# [Task objective]
Copy out the data below as written; omit any images.
__________
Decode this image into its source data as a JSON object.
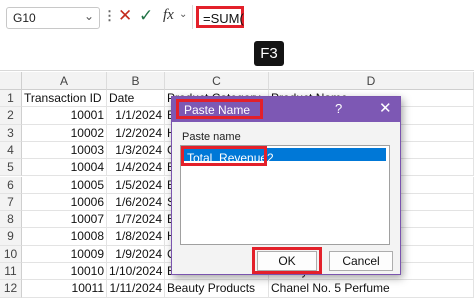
{
  "name_box": {
    "value": "G10"
  },
  "formula_bar": {
    "cancel_icon": "✕",
    "enter_icon": "✓",
    "fx_label": "fx",
    "formula": "=SUM("
  },
  "key_hint": "F3",
  "columns": [
    "A",
    "B",
    "C",
    "D"
  ],
  "rows": [
    {
      "num": "1",
      "a": "Transaction ID",
      "b": "Date",
      "c": "Product Category",
      "d": "Product Name"
    },
    {
      "num": "2",
      "a": "10001",
      "b": "1/1/2024",
      "c": "E",
      "d": ""
    },
    {
      "num": "3",
      "a": "10002",
      "b": "1/2/2024",
      "c": "H",
      "d": ""
    },
    {
      "num": "4",
      "a": "10003",
      "b": "1/3/2024",
      "c": "C",
      "d": ""
    },
    {
      "num": "5",
      "a": "10004",
      "b": "1/4/2024",
      "c": "E",
      "d": ""
    },
    {
      "num": "6",
      "a": "10005",
      "b": "1/5/2024",
      "c": "B",
      "d": "t"
    },
    {
      "num": "7",
      "a": "10006",
      "b": "1/6/2024",
      "c": "S",
      "d": "kball"
    },
    {
      "num": "8",
      "a": "10007",
      "b": "1/7/2024",
      "c": "E",
      "d": ""
    },
    {
      "num": "9",
      "a": "10008",
      "b": "1/8/2024",
      "c": "H",
      "d": ""
    },
    {
      "num": "10",
      "a": "10009",
      "b": "1/9/2024",
      "c": "C",
      "d": ""
    },
    {
      "num": "11",
      "a": "10010",
      "b": "1/10/2024",
      "c": "Books",
      "d": "The by Harrier Baren"
    },
    {
      "num": "12",
      "a": "10011",
      "b": "1/11/2024",
      "c": "Beauty Products",
      "d": "Chanel No. 5 Perfume"
    }
  ],
  "dialog": {
    "title": "Paste Name",
    "help": "?",
    "close": "✕",
    "list_label": "Paste name",
    "items": [
      "Total_Revenue2"
    ],
    "ok_label": "OK",
    "cancel_label": "Cancel"
  }
}
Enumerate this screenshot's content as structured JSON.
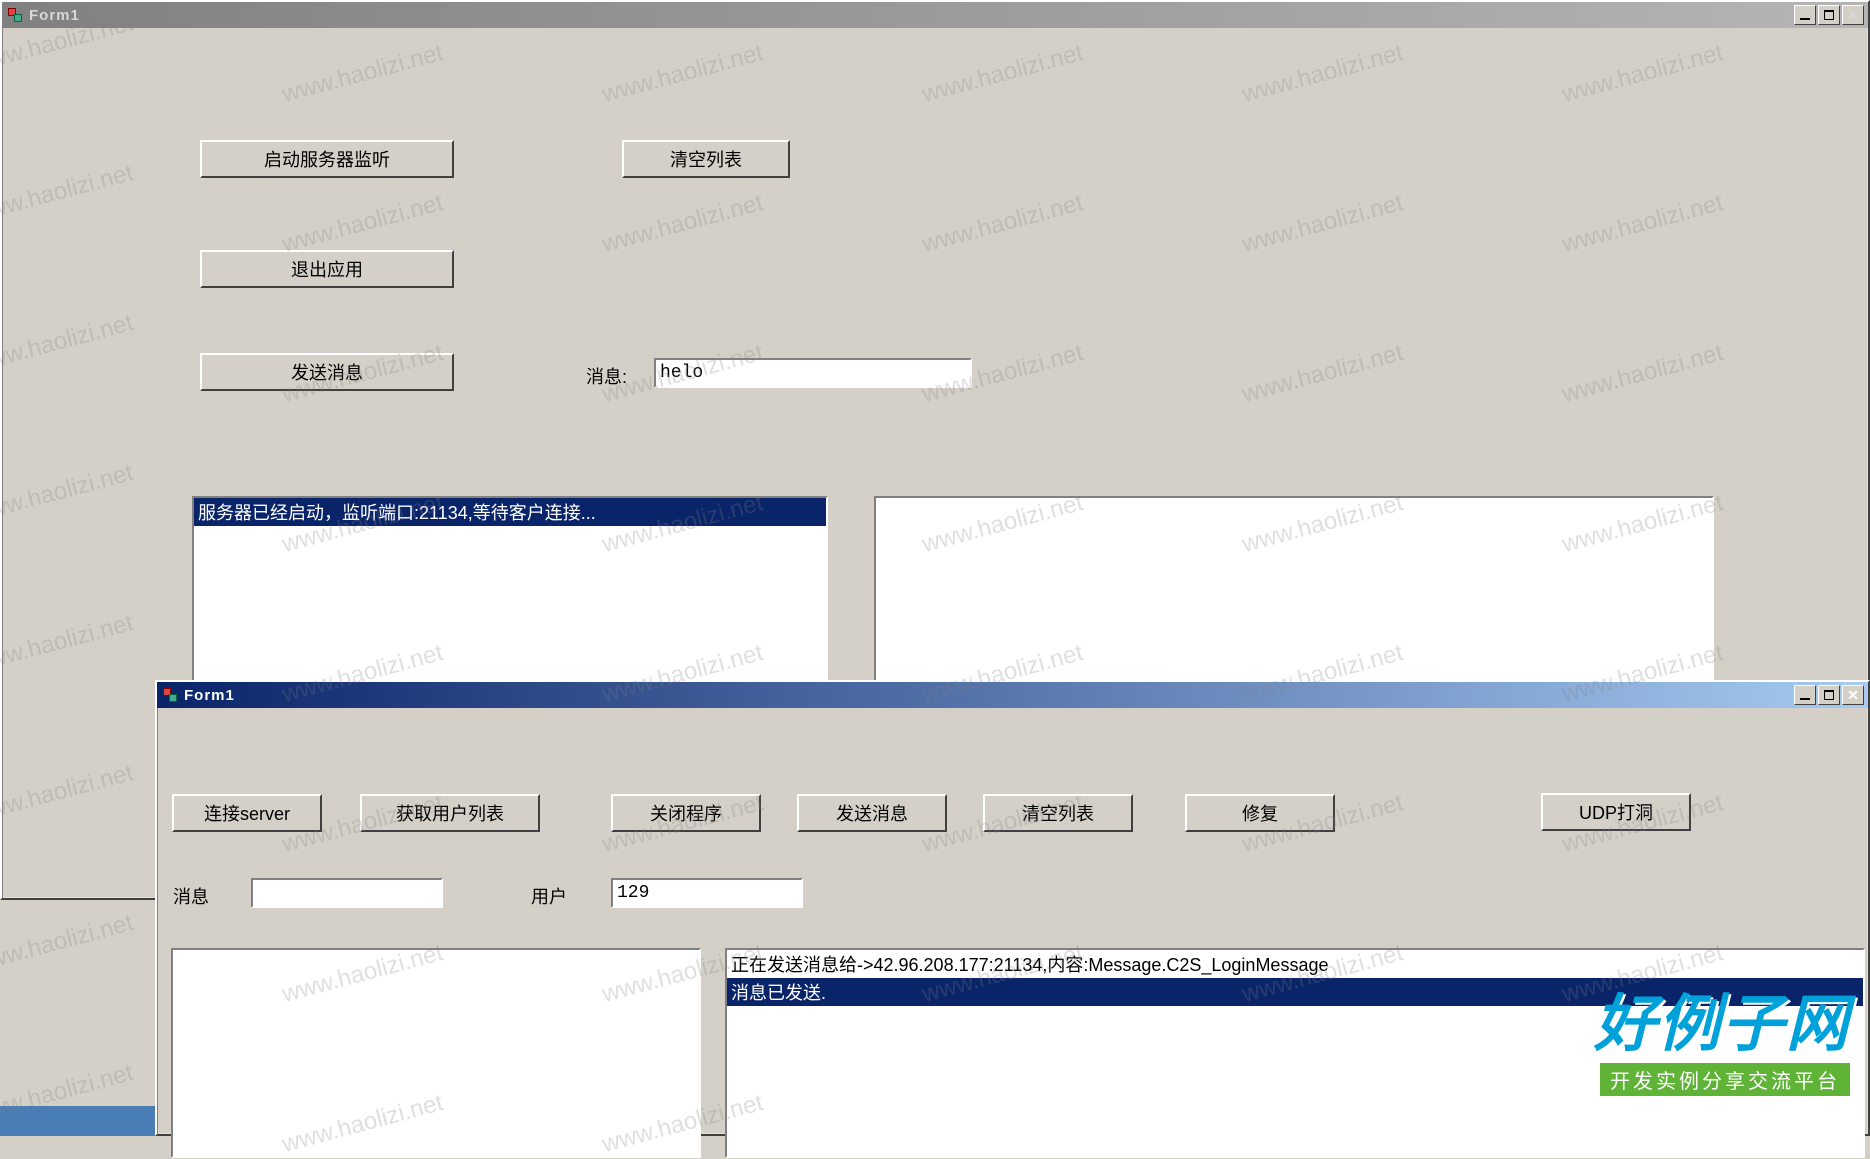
{
  "watermark_text": "www.haolizi.net",
  "window1": {
    "title": "Form1",
    "buttons": {
      "start_server": "启动服务器监听",
      "clear_list": "清空列表",
      "exit_app": "退出应用",
      "send_msg": "发送消息"
    },
    "message_label": "消息:",
    "message_value": "helo",
    "listbox_item": "服务器已经启动，监听端口:21134,等待客户连接..."
  },
  "window2": {
    "title": "Form1",
    "buttons": {
      "connect_server": "连接server",
      "get_user_list": "获取用户列表",
      "close_program": "关闭程序",
      "send_msg": "发送消息",
      "clear_list": "清空列表",
      "repair": "修复",
      "udp_punch": "UDP打洞"
    },
    "message_label": "消息",
    "message_value": "",
    "user_label": "用户",
    "user_value": "129",
    "log_line1": "正在发送消息给->42.96.208.177:21134,内容:Message.C2S_LoginMessage",
    "log_line2": "消息已发送."
  },
  "site_logo": {
    "main": "好例子网",
    "sub": "开发实例分享交流平台"
  }
}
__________
# [Written response]
Decode this image into its source data as a JSON object.
{
  "name_box": {
    "value": "G10"
  },
  "formula_bar": {
    "cancel_icon": "✕",
    "enter_icon": "✓",
    "fx_label": "fx",
    "formula": "=SUM("
  },
  "key_hint": "F3",
  "columns": [
    "A",
    "B",
    "C",
    "D"
  ],
  "rows": [
    {
      "num": "1",
      "a": "Transaction ID",
      "b": "Date",
      "c": "Product Category",
      "d": "Product Name"
    },
    {
      "num": "2",
      "a": "10001",
      "b": "1/1/2024",
      "c": "E",
      "d": ""
    },
    {
      "num": "3",
      "a": "10002",
      "b": "1/2/2024",
      "c": "H",
      "d": ""
    },
    {
      "num": "4",
      "a": "10003",
      "b": "1/3/2024",
      "c": "C",
      "d": ""
    },
    {
      "num": "5",
      "a": "10004",
      "b": "1/4/2024",
      "c": "E",
      "d": ""
    },
    {
      "num": "6",
      "a": "10005",
      "b": "1/5/2024",
      "c": "B",
      "d": "t"
    },
    {
      "num": "7",
      "a": "10006",
      "b": "1/6/2024",
      "c": "S",
      "d": "kball"
    },
    {
      "num": "8",
      "a": "10007",
      "b": "1/7/2024",
      "c": "E",
      "d": ""
    },
    {
      "num": "9",
      "a": "10008",
      "b": "1/8/2024",
      "c": "H",
      "d": ""
    },
    {
      "num": "10",
      "a": "10009",
      "b": "1/9/2024",
      "c": "C",
      "d": ""
    },
    {
      "num": "11",
      "a": "10010",
      "b": "1/10/2024",
      "c": "Books",
      "d": "The by Harrier Baren"
    },
    {
      "num": "12",
      "a": "10011",
      "b": "1/11/2024",
      "c": "Beauty Products",
      "d": "Chanel No. 5 Perfume"
    }
  ],
  "dialog": {
    "title": "Paste Name",
    "help": "?",
    "close": "✕",
    "list_label": "Paste name",
    "items": [
      "Total_Revenue2"
    ],
    "ok_label": "OK",
    "cancel_label": "Cancel"
  }
}
Enumerate this screenshot's content as structured JSON.
{
  "watermark_text": "www.haolizi.net",
  "window1": {
    "title": "Form1",
    "buttons": {
      "start_server": "启动服务器监听",
      "clear_list": "清空列表",
      "exit_app": "退出应用",
      "send_msg": "发送消息"
    },
    "message_label": "消息:",
    "message_value": "helo",
    "listbox_item": "服务器已经启动，监听端口:21134,等待客户连接..."
  },
  "window2": {
    "title": "Form1",
    "buttons": {
      "connect_server": "连接server",
      "get_user_list": "获取用户列表",
      "close_program": "关闭程序",
      "send_msg": "发送消息",
      "clear_list": "清空列表",
      "repair": "修复",
      "udp_punch": "UDP打洞"
    },
    "message_label": "消息",
    "message_value": "",
    "user_label": "用户",
    "user_value": "129",
    "log_line1": "正在发送消息给->42.96.208.177:21134,内容:Message.C2S_LoginMessage",
    "log_line2": "消息已发送."
  },
  "site_logo": {
    "main": "好例子网",
    "sub": "开发实例分享交流平台"
  }
}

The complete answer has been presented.